item Poulose, Shibu
item Carey, Amanda
item Shukitt-Hale, Barbara

Submitted to: Expert Review of Neurotherapeutics
Publication Type: Popular Publication
Publication Acceptance Date: 6/8/2012
Publication Date: 8/1/2012
Citation: Poulose, S.M., Carey, A.N., Shukitt Hale, B. 2012. Improving brain signaling in aging: could berries be the answer?. Popular Publication. 8:887-889.

Interpretive Summary:

Technical Abstract: As the lifespan of humans is increasing, the quest for “healthy aging” is increasingly becoming a focus of the media and people. This trend is important, as the population of people over 65 years of age worldwide is expected to triple by midcentury. Many regard “healthy aging” as preventing wrinkles or reducing heart disease risk, but as the incidences of neurological diseases are skyrocketing in tandem with the economic burden of long-term care for the elderly, interest in the aging brain is growing. Dementia is one consequence of brain aging, with concomitant behavioral deficits in motor and cognitive function. Colorful fruits such as blueberries, strawberries, raspberries, and blackberries have been shown to contain countless phytochemicals, which are produced by plants for self-defense to thwart pests and diseases, and possess powerful antioxidant and anti-inflammatory properties, which reveals the potential for dietary berry fruit intervention to prevent age-related decline in behavior and brain function.
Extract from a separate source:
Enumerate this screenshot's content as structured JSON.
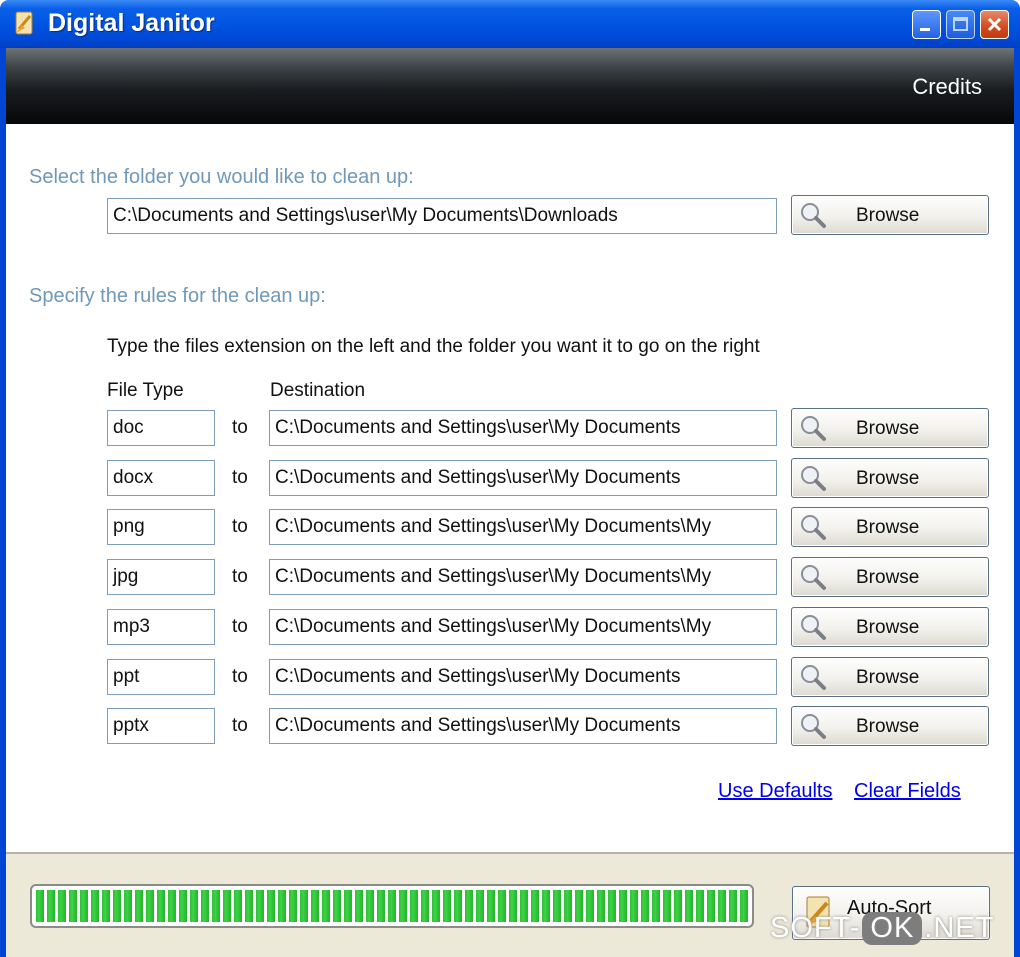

Future research needs to identify critical periods during which berry consumption is most effective and the longevity of the beneficial effects, in addition to transitioning pre-clinical evidence into human studies. As the population begins to focus more on ways to “age healthfully”, prevention becomes key. Dietary intervention with berry fruits is a promising avenue for further research, but many questions remain to be answered before we can draw a definitive conclusion about the extent to which their consumption can protect the aging brain.